Tuesday, 18 February 2020

The Truth About Air Pollution Is That We've Found Something Worth Dying For

The political establishment and its media cronies have been peddling the message that air pollution is a big problem that needed fixing yesterday. This week alone, the Reading Chronicle tells us that "air pollution is responsible for one in 16 deaths in Reading", and you can regularly read similar stories about all the world's major cities. There is also a meme in circulation, about the pollution costs of air travel, where an alarmist has declared eco-planetary outrage that about a million people are travelling in the air at any one time.

Air pollution is not a good thing intrinsically, of course - but here's a better way to think about the so-called air pollution problem. People tend to focus too much on negative aspects of reality and too little on the benefits. As such they make lots of basic errors in assessing human behaviour and value. A headline like “1,784 people were killed in reported road traffic accidents in Great Britain in a year” is more newsworthy than reporting on the millions of people’s uncountable benefits from road traffic. Just about every transactional benefit you can think of involves road transport. And while it’s obviously awful that 1,784 died because of road traffic (and there may be further improvements required) it’s absolutely astounding that so much value can be created by road traffic. Most humans seem to agree with me, as every day thousands of them take to the roads or embark on transactions that require road use. Roads are, by and large, a thing to be celebrated – they are a great human triumph. They are so good that every day millions of people across the world risk a slim chance of death by getting behind the wheel.

To avoid (at best) inconsistency and (at worst) outright hypocrisy, the same kind of rationale needs to be extended to most of the things that propagandists bemoan – air pollution, sugary foods, air travel, carbon emissions – these are human triumphs with costs, not human maladies that desperately need eradicating. When it comes to benefits like big cities, eating chocolate, holidays abroad, and the astronomical progression explosion of carbon-based technology (which is pretty much everything we’ve ever invented, bought and sold), a much more accurate perspective would be to celebrate that there are so many things that humans have found that are worth risking shortening their life for.

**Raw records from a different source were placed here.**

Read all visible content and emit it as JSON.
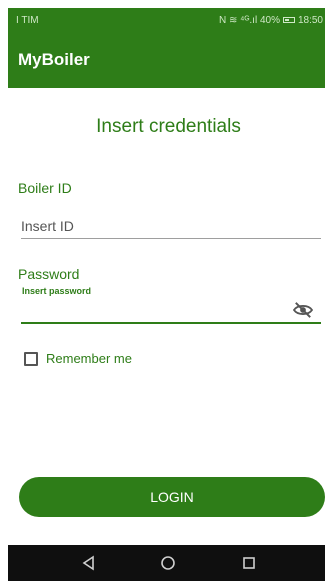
{
  "status_bar": {
    "carrier": "I TIM",
    "indicators": "N ≋ ⁴ᴳ.ıl 40%",
    "battery_icon": "battery-icon",
    "time": "18:50"
  },
  "app_bar": {
    "title": "MyBoiler"
  },
  "main": {
    "title": "Insert credentials",
    "boiler_id": {
      "label": "Boiler ID",
      "value": "Insert ID"
    },
    "password": {
      "label": "Password",
      "hint": "Insert password",
      "value": "",
      "toggle_icon": "eye-slash-icon"
    },
    "remember_me": {
      "label": "Remember me",
      "checked": false
    },
    "login_button": "LOGIN"
  },
  "nav_bar": {
    "back_icon": "back-icon",
    "home_icon": "home-icon",
    "recents_icon": "recents-icon"
  },
  "colors": {
    "primary": "#2e7d18",
    "navbar": "#0f0f0f",
    "underline": "#9e9e9e"
  }
}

If there really are a million people in the air at any one time, then flying confers huge benefits on society, and we should be very circumspect in calling for the cessation of such a valuable industry. Nevertheless, the environmentalists, blind to cost-benefit analyses, insist that rotten old air pollution is a big problem and that this fact is part of an unquestionable scientific consensus.

Putting aside the fact that scientific consensus on the damage of air pollution does not constitute a good economic argument to reduce air pollution, which is something that regularly confuses the masses, I did a bit of research this afternoon to see if there is anything in the argument that air pollution is bad enough to warrant trying to do something about it. Here are my conclusions. I read five articles - all of which tried to explain the cost of air pollution - but what the articles had in common was that they all peddled an agenda that veers somewhat from the truth. What was clear was that the institutions wanted air pollution to be a problem, so they made every effort to present it as a problem with some dodgy thinking.

Here’s a good example; I read some toxicological research that said “Cardiovascular and pulmonary diseases, as well as respiratory infections, account for the majority of deaths from air pollution.” That looks like a squalid attempt to lump in other types of death into the statistic and attribute them to air pollution. Lots of things contribute to cardiovascular, pulmonary and respiratory-related deaths – fatty foods, smoking, stress, indolence, old age, high blood pressure, diabetes, congenital diseases, jobs exposed to dust and allergens – it’s simply misleading to ascribe them to air pollution, and reason that we should all cut down on driving and flying.

There is also the ‘framing effect’ tactic which is regularly used, as I saw in another article, which stated that “air pollution causes more deaths than malnutrition”. One way to look at it is to say how terrible that must be because malnutrition is such a big killer. Another way to look at it is to say we must have done well if the thing that decimated populations for hundreds of thousands of years is no longer the primary cause of our death. In other words, you have to make some pretty remarkable advances as a species to get to the stage where air pollution causes more deaths than malnutrition, especially when you factor in the dubious causalities I mentioned above, and the immense benefits of living in cities (already 55% of people live in cities, and another 2.5 billion are expected to move to a city by 2050).

Air pollution is a temporary problem, which will be improved upon with our technological advances. In the meantime, air pollution is the result of living for so long in such prosperity, in cities with a richer diversity and multitude of benefits that our ancestors who died young of malnutrition and infectious diseases would consider luxurious.

You have to ask some serious questions about why these people are deliberately inflating the supposed severity of these matters – and in particular, why they are manipulating the data and their language to make it sound like their ideology is the right one. The upshot is, the argument that our deaths are related to a single cause that’s easily attributable to air pollution is absolutely ludicrous; and furthermore, the fact that we are living long enough and prosperously enough to suffer the side effects of such overall higher standard of living, technological advancement and material enrichment, is part of the greatest victory humanity has ever enjoyed. The solution to the world's climate situations is to be found in trade, competition, technological innovation and the sharing of ideas – not in absurdist extreme politics.